I am over the moon to announce the great news I received today. I am a finalist in the Irish Blog Awards 2018 in 2 categories:

Personal Blog > Arts & Culture
Personal Blog > Books & Literature

My blog has been shortlisted for three years running now, but this is the first time I have been selected as a finalist, so naturally, I’m pretty happy right now! Winners will be announced at the awards ceremony, which takes place on October 25th, and I am loving The Day of The Dead theme! A full list of finalists and all details are now on the Blog Awards Website HERE. Check out the cool logos!

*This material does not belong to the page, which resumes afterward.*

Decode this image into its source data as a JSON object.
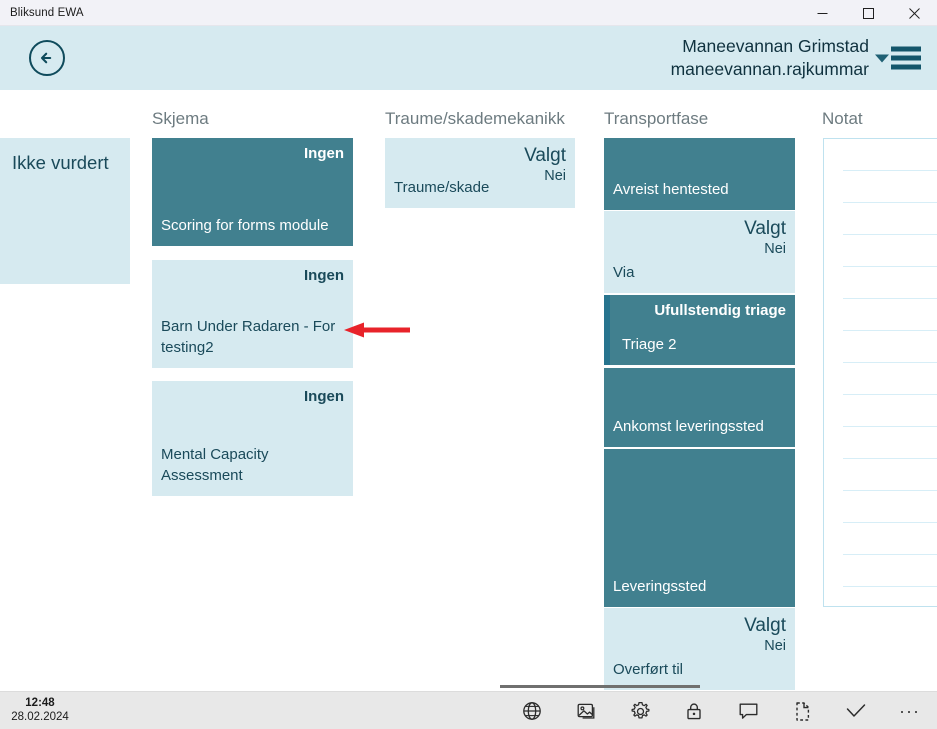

Thanks so much to YOU, my readers who like and share my posts. I really do enjoy blogging on my favourite things, but it wouldn’t be much fun if no-one read them! Congrats too, to all the amazing bloggers on the Long and Short Lists, and especially to those who also made the finals! Fingers crossed and wish us ALL the luck!